*WHAT THE TASK ASKS*: Search the records for the word "هزینه" and report each line that has it.

Web page and app entries
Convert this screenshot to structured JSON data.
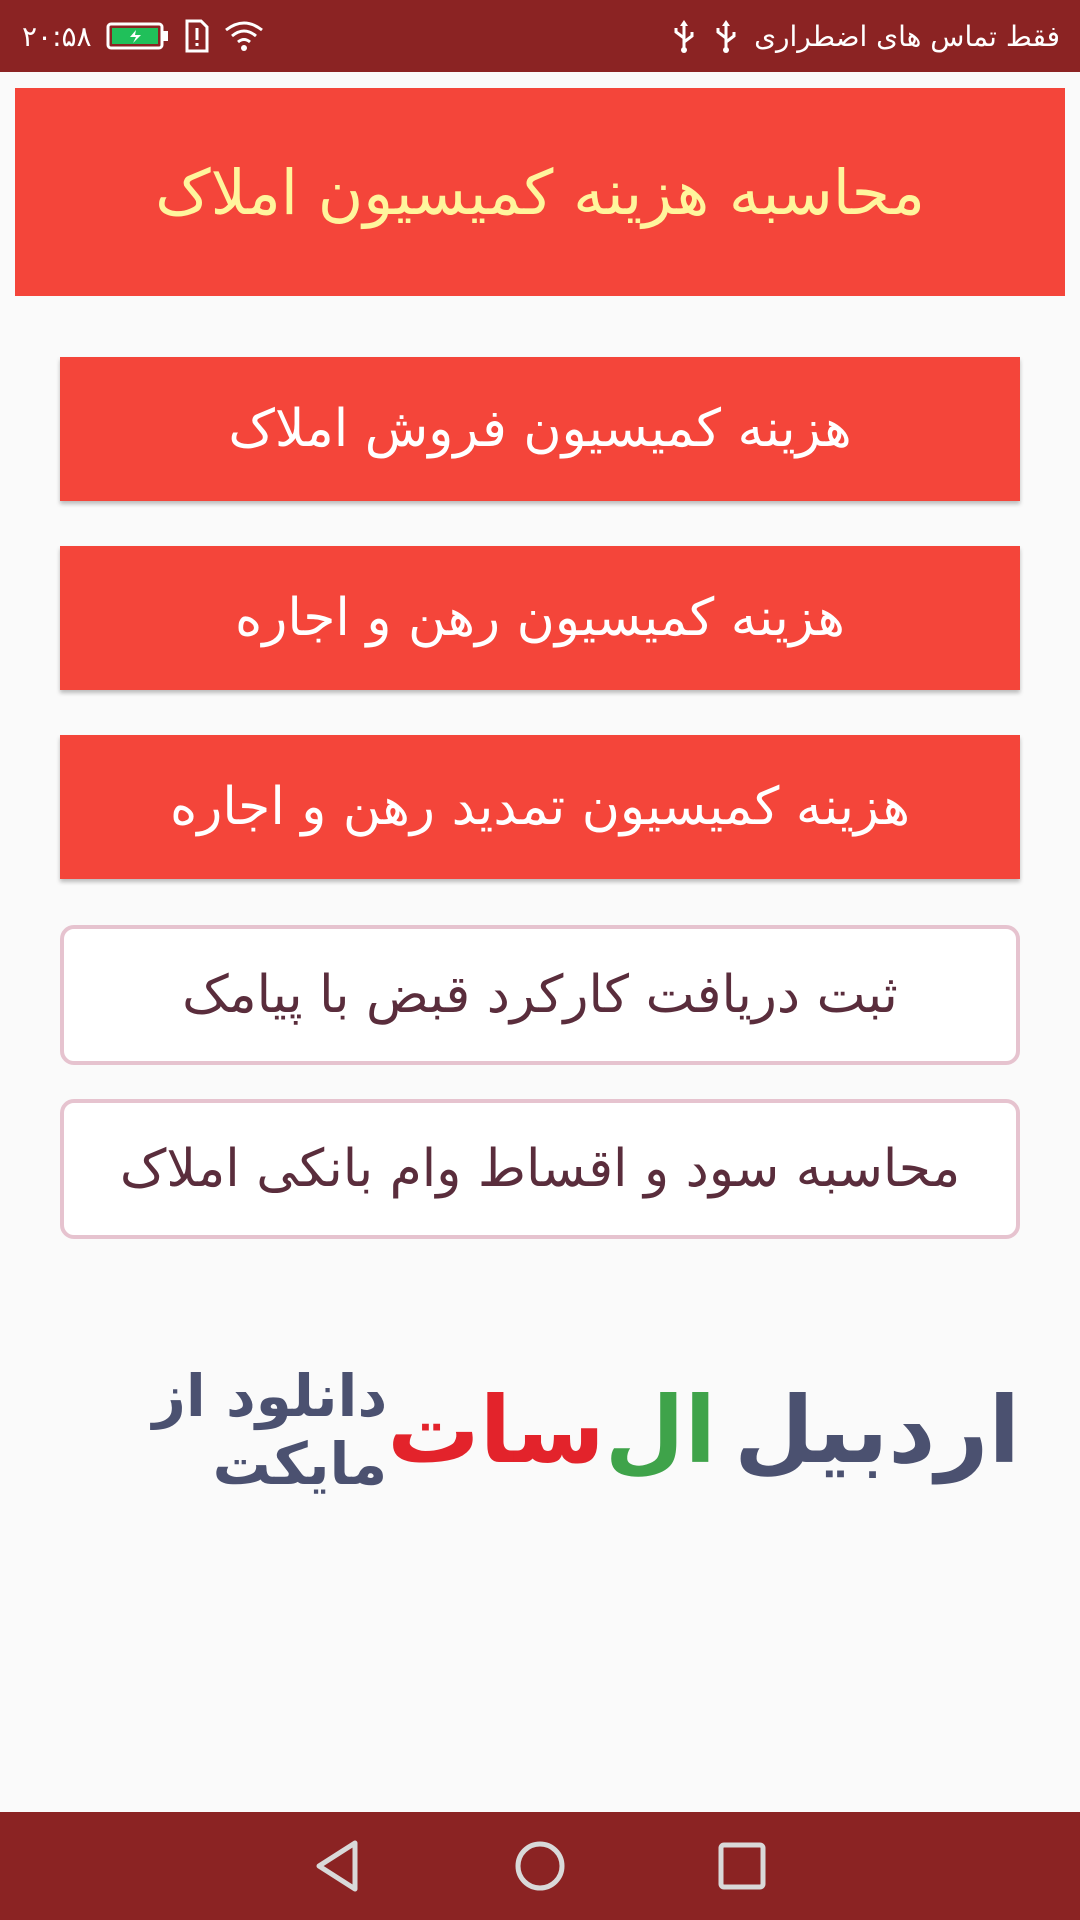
{
  "status_bar": {
    "time": "۲۰:۵۸",
    "carrier_text": "فقط تماس های اضطراری",
    "icons": [
      "battery-charging-icon",
      "sim-alert-icon",
      "wifi-icon",
      "usb-icon",
      "usb-icon"
    ]
  },
  "header": {
    "title": "محاسبه هزینه کمیسیون املاک"
  },
  "menu": {
    "buttons": [
      {
        "label": "هزینه کمیسیون فروش املاک"
      },
      {
        "label": "هزینه کمیسیون رهن و اجاره"
      },
      {
        "label": "هزینه کمیسیون تمدید رهن و اجاره"
      },
      {
        "label": "ثبت دریافت کارکرد قبض با پیامک"
      },
      {
        "label": "محاسبه سود و اقساط وام بانکی املاک"
      }
    ]
  },
  "ad": {
    "logo_part1": "اردبیل",
    "logo_part2": "ال",
    "logo_part3": "سات",
    "text": "دانلود از مایکت"
  },
  "nav": {
    "icons": [
      "back-icon",
      "home-icon",
      "recents-icon"
    ]
  },
  "colors": {
    "status_bar": "#8b2323",
    "primary": "#f4453a",
    "title_text": "#fff59d",
    "outline": "#e6c3cf",
    "outline_text": "#5a2d3c"
  }
}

*RESULT OF THE EXERCISE*:
    "title": "محاسبه هزینه کمیسیون املاک"
        "label": "هزینه کمیسیون فروش املاک"
        "label": "هزینه کمیسیون رهن و اجاره"
        "label": "هزینه کمیسیون تمدید رهن و اجاره"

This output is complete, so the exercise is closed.